Work request: When a line of the records contains "heading", copy it.

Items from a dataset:
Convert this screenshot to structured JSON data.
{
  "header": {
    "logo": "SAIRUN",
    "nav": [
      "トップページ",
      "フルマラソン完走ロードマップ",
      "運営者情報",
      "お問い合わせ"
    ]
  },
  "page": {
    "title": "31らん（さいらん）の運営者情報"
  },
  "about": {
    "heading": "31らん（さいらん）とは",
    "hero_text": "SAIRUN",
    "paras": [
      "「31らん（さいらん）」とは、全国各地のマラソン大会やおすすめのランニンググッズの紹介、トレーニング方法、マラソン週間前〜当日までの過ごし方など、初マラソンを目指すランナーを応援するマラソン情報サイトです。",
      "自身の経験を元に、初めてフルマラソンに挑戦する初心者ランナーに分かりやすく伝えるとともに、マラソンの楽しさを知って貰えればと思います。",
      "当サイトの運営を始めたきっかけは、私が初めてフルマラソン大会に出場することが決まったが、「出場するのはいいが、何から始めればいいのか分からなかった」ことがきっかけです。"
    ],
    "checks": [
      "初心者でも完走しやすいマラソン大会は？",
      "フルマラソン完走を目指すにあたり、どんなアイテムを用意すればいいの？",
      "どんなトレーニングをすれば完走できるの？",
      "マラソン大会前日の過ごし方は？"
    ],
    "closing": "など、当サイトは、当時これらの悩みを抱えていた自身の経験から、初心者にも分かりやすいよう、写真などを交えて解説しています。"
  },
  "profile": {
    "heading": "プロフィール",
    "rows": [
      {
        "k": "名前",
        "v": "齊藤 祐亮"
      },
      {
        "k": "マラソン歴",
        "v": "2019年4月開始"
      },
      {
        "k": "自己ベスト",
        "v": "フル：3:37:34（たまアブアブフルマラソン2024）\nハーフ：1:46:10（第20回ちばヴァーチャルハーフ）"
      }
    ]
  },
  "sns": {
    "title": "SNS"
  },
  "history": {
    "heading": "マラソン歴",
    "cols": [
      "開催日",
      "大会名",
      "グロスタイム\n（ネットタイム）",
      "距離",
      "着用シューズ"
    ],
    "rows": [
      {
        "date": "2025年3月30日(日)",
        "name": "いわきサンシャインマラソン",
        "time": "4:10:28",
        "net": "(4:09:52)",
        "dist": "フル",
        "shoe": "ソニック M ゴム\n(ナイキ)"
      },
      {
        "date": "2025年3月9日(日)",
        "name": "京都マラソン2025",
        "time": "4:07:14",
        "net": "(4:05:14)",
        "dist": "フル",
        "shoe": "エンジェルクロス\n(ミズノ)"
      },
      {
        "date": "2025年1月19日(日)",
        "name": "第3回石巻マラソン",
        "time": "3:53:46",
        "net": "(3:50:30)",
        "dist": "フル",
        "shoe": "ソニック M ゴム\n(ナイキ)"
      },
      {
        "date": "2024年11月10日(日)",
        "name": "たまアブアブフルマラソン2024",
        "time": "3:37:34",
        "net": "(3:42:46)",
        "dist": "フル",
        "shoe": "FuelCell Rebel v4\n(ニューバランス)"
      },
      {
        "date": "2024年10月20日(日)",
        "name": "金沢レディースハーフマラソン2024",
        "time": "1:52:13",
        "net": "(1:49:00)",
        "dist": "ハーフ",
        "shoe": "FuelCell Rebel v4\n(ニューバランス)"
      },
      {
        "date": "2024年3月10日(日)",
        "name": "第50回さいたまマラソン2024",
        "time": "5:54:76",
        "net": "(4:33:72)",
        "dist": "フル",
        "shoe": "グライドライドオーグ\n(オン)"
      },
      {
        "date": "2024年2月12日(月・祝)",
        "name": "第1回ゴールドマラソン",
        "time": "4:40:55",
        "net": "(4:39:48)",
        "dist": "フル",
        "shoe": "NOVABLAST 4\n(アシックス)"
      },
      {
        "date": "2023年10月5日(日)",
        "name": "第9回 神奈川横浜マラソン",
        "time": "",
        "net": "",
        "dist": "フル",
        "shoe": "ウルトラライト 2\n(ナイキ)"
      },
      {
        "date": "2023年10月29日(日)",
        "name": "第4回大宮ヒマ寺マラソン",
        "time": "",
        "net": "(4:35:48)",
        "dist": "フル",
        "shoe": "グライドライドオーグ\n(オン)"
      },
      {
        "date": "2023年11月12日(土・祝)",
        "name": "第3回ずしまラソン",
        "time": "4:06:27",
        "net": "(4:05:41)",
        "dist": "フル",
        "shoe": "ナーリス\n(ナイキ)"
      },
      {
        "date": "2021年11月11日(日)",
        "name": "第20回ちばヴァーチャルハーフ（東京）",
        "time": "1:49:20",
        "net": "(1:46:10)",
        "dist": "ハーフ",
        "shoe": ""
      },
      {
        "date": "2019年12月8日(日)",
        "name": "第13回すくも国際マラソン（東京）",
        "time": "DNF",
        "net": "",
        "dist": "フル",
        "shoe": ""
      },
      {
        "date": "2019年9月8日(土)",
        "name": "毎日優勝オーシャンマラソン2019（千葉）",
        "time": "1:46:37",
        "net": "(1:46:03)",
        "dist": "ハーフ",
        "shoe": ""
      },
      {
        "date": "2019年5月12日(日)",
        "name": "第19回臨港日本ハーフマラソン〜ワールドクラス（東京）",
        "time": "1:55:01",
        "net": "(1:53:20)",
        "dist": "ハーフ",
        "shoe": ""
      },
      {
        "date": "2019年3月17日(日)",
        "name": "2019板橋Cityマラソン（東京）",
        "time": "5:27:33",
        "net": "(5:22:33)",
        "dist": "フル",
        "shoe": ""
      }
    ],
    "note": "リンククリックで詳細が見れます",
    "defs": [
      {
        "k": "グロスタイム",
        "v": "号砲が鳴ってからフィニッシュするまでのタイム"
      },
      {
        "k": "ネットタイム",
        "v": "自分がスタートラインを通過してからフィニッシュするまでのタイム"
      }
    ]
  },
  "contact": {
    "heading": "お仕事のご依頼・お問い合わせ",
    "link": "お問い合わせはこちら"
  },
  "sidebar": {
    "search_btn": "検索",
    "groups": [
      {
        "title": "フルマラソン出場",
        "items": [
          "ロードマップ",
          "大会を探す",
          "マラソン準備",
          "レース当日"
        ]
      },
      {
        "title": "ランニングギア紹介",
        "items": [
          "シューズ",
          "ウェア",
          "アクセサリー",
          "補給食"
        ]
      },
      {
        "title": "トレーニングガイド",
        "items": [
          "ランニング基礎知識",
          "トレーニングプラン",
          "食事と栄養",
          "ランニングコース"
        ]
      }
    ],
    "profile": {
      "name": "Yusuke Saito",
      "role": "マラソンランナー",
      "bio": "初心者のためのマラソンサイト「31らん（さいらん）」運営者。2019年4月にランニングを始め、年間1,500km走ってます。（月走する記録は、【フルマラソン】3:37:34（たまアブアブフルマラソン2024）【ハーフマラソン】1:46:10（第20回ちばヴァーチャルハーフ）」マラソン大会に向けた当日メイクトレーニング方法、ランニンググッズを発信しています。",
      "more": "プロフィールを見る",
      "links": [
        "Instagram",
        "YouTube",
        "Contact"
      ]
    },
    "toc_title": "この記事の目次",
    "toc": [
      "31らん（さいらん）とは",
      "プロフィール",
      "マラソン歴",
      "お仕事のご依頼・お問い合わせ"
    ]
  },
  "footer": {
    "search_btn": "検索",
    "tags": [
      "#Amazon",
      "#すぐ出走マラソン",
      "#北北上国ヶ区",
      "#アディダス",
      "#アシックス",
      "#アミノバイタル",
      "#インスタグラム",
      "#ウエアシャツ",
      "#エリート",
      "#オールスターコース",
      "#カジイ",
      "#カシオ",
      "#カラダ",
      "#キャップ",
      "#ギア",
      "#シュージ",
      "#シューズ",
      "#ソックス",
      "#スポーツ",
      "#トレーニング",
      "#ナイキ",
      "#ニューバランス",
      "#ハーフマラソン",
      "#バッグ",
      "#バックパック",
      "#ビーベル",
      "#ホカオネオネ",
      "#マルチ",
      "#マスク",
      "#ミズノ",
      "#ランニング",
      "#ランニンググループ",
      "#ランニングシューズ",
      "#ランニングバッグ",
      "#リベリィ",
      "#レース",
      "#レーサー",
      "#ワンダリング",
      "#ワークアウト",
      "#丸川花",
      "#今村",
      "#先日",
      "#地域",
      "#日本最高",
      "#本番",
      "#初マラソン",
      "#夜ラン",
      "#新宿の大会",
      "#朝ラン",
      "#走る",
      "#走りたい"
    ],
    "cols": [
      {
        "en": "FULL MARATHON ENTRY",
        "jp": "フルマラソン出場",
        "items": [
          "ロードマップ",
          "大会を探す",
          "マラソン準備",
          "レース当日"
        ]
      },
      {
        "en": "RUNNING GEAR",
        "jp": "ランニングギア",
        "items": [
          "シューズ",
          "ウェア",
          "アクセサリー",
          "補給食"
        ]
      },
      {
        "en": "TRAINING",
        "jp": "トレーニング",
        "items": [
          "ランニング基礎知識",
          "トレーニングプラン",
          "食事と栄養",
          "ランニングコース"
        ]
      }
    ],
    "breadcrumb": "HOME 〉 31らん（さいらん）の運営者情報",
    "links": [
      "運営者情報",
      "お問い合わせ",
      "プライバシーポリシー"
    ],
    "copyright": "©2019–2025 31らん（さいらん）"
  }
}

Answer for the task:
    "heading": "31らん（さいらん）とは",
    "heading": "プロフィール",
    "heading": "マラソン歴",
    "heading": "お仕事のご依頼・お問い合わせ",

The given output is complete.